#### [WHAT IS EXPECTED]
Where a line in the listing below contains the word "true", copy that line.

+-------+

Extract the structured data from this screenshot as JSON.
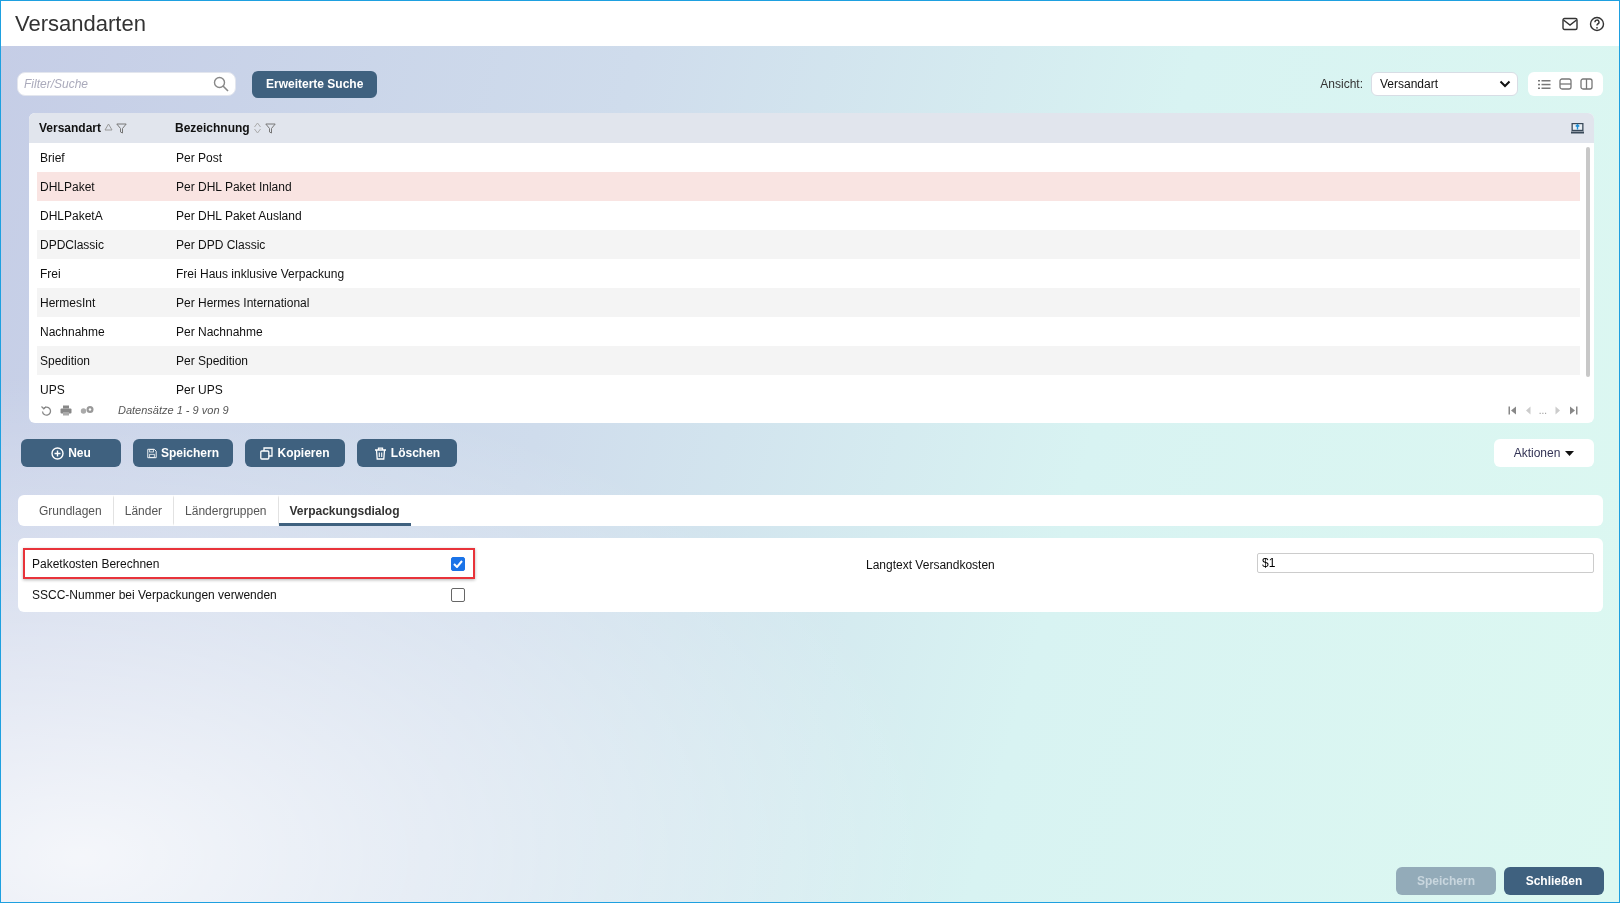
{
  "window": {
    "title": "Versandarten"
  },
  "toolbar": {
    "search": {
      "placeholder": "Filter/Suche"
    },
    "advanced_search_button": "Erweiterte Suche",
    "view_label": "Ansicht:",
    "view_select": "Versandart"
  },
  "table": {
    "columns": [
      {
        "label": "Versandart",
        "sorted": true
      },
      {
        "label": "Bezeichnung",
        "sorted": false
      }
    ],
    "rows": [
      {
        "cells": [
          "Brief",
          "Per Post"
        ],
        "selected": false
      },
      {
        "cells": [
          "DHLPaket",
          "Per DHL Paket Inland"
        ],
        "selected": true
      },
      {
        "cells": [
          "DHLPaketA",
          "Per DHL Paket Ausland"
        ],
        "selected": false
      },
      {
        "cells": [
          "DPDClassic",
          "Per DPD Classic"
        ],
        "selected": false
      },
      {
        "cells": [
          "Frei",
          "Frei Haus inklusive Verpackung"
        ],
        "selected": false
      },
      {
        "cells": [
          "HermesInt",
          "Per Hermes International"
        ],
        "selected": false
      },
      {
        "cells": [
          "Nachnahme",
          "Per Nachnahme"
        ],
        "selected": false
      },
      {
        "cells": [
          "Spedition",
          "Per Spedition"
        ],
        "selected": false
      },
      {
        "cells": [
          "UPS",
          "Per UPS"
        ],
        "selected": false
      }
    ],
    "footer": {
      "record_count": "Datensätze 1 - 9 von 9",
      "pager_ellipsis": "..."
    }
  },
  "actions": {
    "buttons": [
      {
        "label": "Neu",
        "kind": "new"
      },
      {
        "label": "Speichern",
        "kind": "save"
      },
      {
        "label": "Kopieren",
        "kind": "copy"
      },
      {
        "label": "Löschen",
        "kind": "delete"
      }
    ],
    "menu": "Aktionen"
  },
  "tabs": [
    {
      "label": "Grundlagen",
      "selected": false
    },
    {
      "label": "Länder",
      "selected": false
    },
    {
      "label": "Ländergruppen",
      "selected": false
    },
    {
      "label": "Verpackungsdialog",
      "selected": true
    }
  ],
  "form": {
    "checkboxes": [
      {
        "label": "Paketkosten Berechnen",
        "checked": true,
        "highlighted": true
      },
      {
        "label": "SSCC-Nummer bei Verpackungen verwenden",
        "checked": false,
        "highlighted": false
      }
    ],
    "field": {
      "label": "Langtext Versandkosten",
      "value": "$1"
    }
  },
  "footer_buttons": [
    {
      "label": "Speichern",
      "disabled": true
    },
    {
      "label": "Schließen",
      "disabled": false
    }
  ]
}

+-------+

#### [EXERCISE RESPONSE]
        "sorted": true
        "selected": true
      "selected": true
        "checked": true,
        "highlighted": true
      "disabled": true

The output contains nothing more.